Standoff on health care gets critical | May 31
Sick children deserve better
Our daughter, McKinley, has been undergoing treatment for leukemia for two years at Johns Hopkins All Children's Hospital. Recently, United-Healthcare failed to reach an agreement for a new contract for services provided there. Since we are currently undergoing treatment, we will be covered as in-network for the next six months. However, there are thousands of other families in the area who will need treatment at this hospital soon, so this dispute needs to be addressed immediately.
Since the expiration of the contract, we have already encountered issues with our daughter's scheduled treatments. One treatment she missed likely contributed to her having to be admitted to the hospital for two nights and her being put on a chemo hold for a week for her immune system to recover. This is unacceptable, and the families and children of southwest Florida deserve better. Being told that certain services may not be covered or that we need to seek treatment elsewhere is not an option.
We have no intention of taking our daughter anywhere else for her care but to Johns Hopkins All Children's Hospital. Taking her away from highly specialized physicians who know her two years' of medical history so well is simply not an option. They are family to her.
Increasing the financial, mental and emotional burden on these families is not an option. We need your help in making our voices heard. Our primary focus is the treatment of our children. We should not have to be concerned with insurance contract negotiations that I can only assume have failed because a private company is more concerned with the value of its stock than the quality of treatment and services available for children and their families.
Casey and Karen Moore, Bradenton
Horrors of WWII still vivid as veteran turns 100 years old | May 30
A history of bravery
In these days of assumed outrage, where most of the news and public interest is critically focused on daily politics, this story about Harvey Lentz stood out due to its wonderful subject and his positive message.
Mr. Lentz reminds us that we Americans have a history of bravery, of achievement. His story was captivating and encouraging. The events described in the story are a great description of his time in Europe: I felt I was there with him. I thank him for his service.
Andrew DeWeerd, Clearwater
Trump's faithful: Give him a chance | May 28
No simple solutions
Four out of the eight Trump supporters interviewed for this story were first-time voters, all in their 50s or 60s. What does this say about them and their unwavering support for the president? First of all, it boggles the mind that these highly opinionated people reached middle age and never bothered to vote.
Were they too busy?

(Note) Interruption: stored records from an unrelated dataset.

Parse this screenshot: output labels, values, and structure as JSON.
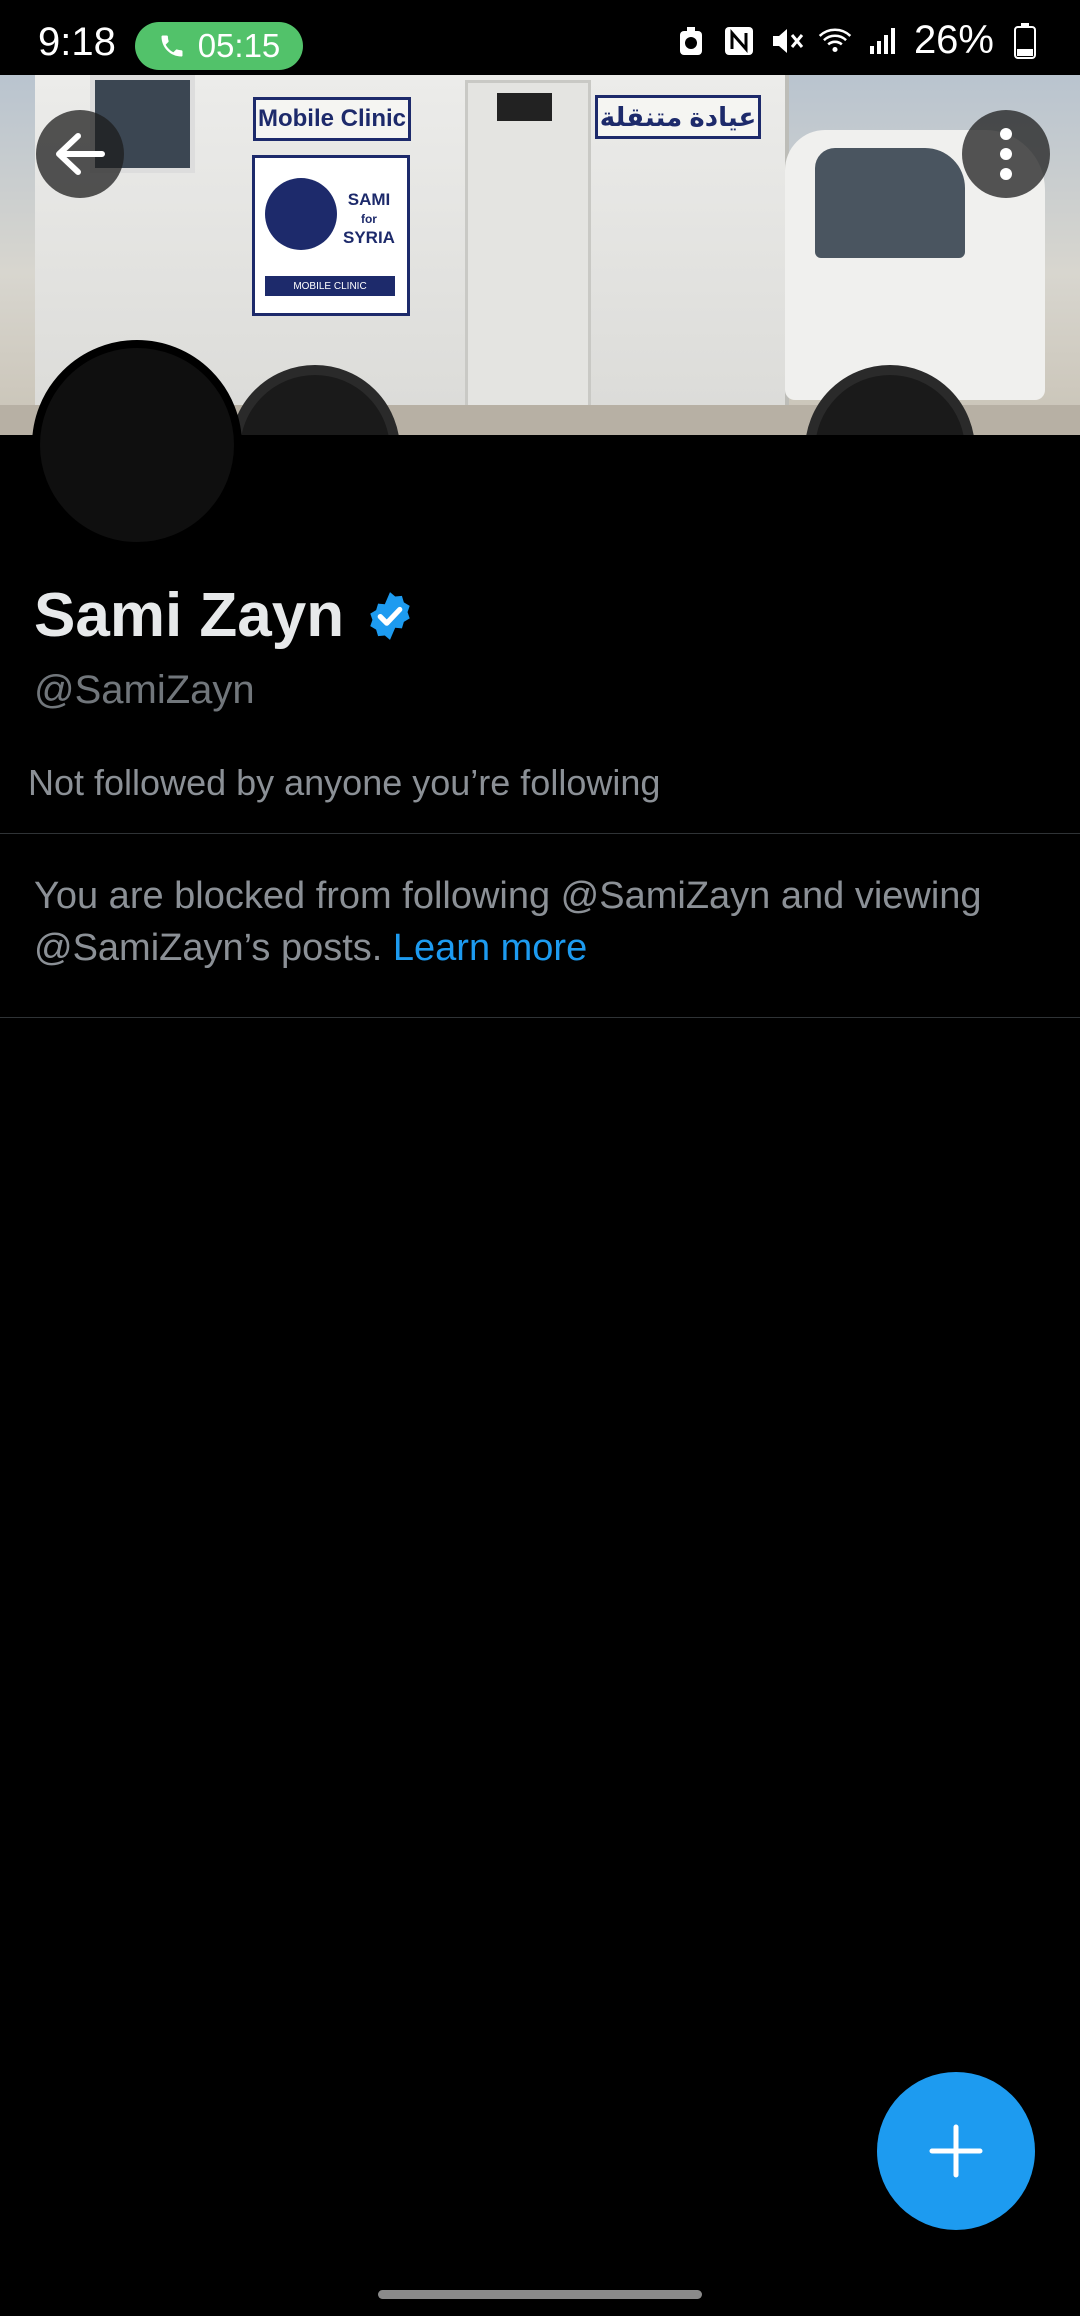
{
  "status_bar": {
    "time": "9:18",
    "call_timer": "05:15",
    "battery_percent": "26%",
    "icons": [
      "recycle-icon",
      "nfc-icon",
      "mute-icon",
      "wifi-icon",
      "signal-icon",
      "battery-icon"
    ]
  },
  "banner": {
    "sign_english": "Mobile Clinic",
    "sign_arabic": "عيادة متنقلة",
    "logo_line1": "SAMI",
    "logo_line2": "for",
    "logo_line3": "SYRIA",
    "logo_bar": "MOBILE CLINIC"
  },
  "profile": {
    "display_name": "Sami Zayn",
    "handle": "@SamiZayn",
    "followed_by": "Not followed by anyone you’re following",
    "verified": true
  },
  "blocked": {
    "message": "You are blocked from following @SamiZayn and viewing @SamiZayn’s posts. ",
    "link": "Learn more"
  },
  "colors": {
    "accent": "#1d9bf0",
    "call_pill": "#52c26a",
    "background": "#000000",
    "secondary_text": "#71767b"
  }
}
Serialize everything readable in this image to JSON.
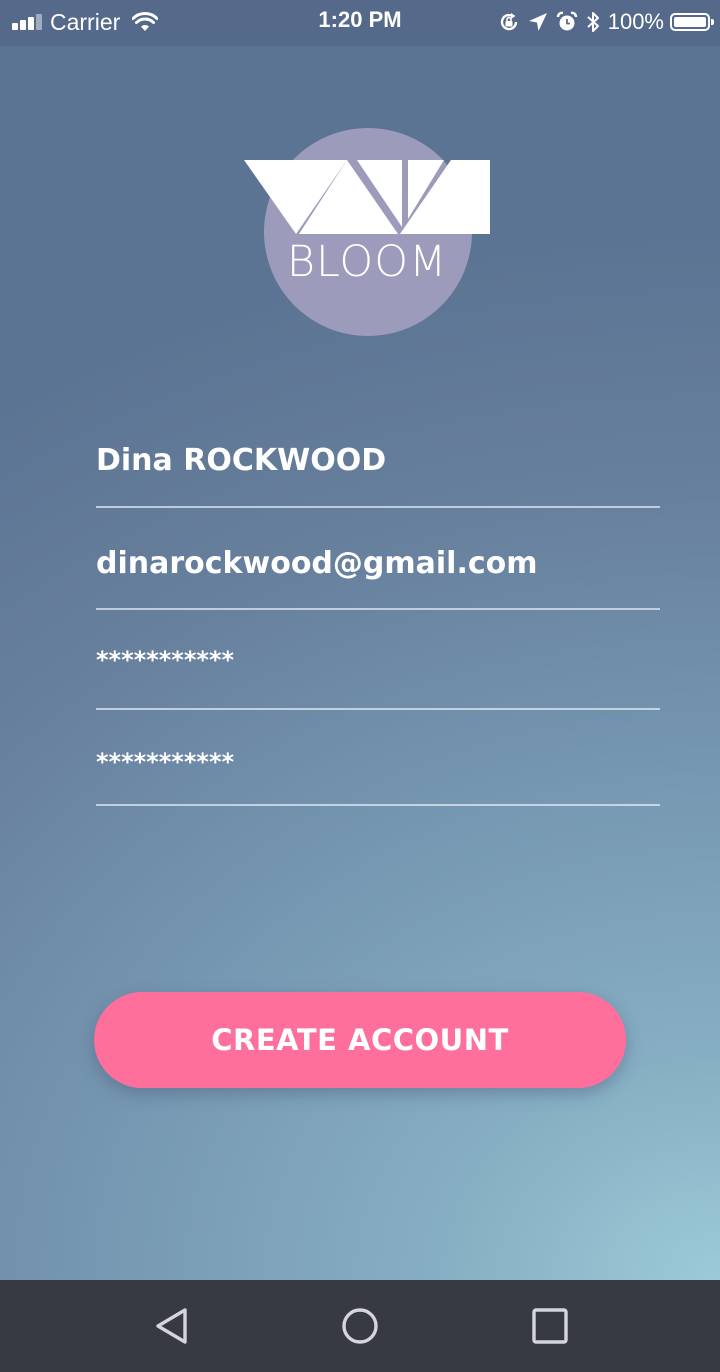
{
  "status_bar": {
    "carrier": "Carrier",
    "time": "1:20 PM",
    "battery_percent": "100%",
    "battery_level": 1.0,
    "icons": [
      "signal-icon",
      "wifi-icon",
      "orientation-lock-icon",
      "location-icon",
      "alarm-icon",
      "bluetooth-icon",
      "battery-icon"
    ]
  },
  "logo": {
    "text": "BLOOM",
    "circle_color": "#9c9bbc",
    "triangle_color": "#ffffff"
  },
  "form": {
    "name_value": "Dina ROCKWOOD",
    "email_value": "dinarockwood@gmail.com",
    "password_value": "***********",
    "confirm_password_value": "***********"
  },
  "create_button": {
    "label": "CREATE ACCOUNT",
    "color": "#ff6f9c"
  },
  "nav_bar": {
    "icons": [
      "back-icon",
      "home-icon",
      "recent-apps-icon"
    ],
    "color": "#373943"
  }
}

Were there no candidates put forth in the three decades or more of their voting eligibility that these people felt deserved their vote?
Or is the answer that these are intellectually incurious people who never bother to read a newspaper or history book, never take time to learn about the issues facing their local, state and national governments. Hence, they also were too indisposed, uninterested or just plain lazy to vote.
Apparently these non-voters aren't cognizant of the hundreds of thousands of their fellow Americans who died in defense of this democracy whose greatest gift is the right to vote. They also seem to be ignorant of Russia's long history of brutal expansionism at the expense of its neighbors.
Why did they turn out to vote this time? Probably because of the simplicity of Donald Trump's message. Our shuttered factories and sinking wages are someone else fault: immigrants, Muslims, blacks and Latinos. More complicated answers like automation, a global economy and a greedy, corrupt Wall Street aren't part of the Trumpian explanation for the country's woes. He is a man of simple solutions, a perfect candidate for the uninterested, apathetic American.
Mike Salinero, Tampa
Criticism is part of liberty | Letter, May 28
Go directly to the source
The letter writer says, in part, that the right of media to criticize and even mock the president is the foundation of our free society. I don't disagree, but just ask that the media report facts and not information from "sources." The writer says that Trump revealed classified information to the Russian ambassador. What classified information? He then fired FBI Director James Comey to end an investigation. How do we know that? The information came from "sources" of the New York Times and Washington Post. Remember that "sources" also have an agenda and I suggest we wait for the results of the Robert Mueller investigation before making assumptions based on information from "sources."
Bob Butler, Tampa
All grads raise your hand | May 27
After attending several graduations this year, I noticed something I'd never seen in the 30 years that I taught in Hillsborough County schools. Our superintendent, Jeff Eakins, the same man I've seen at multiple school and community events in the last few months, the same man who turned down a raise to exemplify his commitment to our schools, attended the graduations for all 27 high schools, along with the graduation for the adult high school programs and technical colleges. He shook the hand of every Hillsborough County public school graduate who crossed the platform and received a diploma.
Furthermore, when he arrived a few minutes early for the graduations, he mingled with faculty and students who were awaiting the ceremonies, congratulating them, thanking them, praising them and listening to them. The character traits that Eakins displays speak volumes to us about his pride in our schools, his desire to ensure our students' successes, and his commitment to show continual improvement within our schools.
Judi Briant, Thonotosassa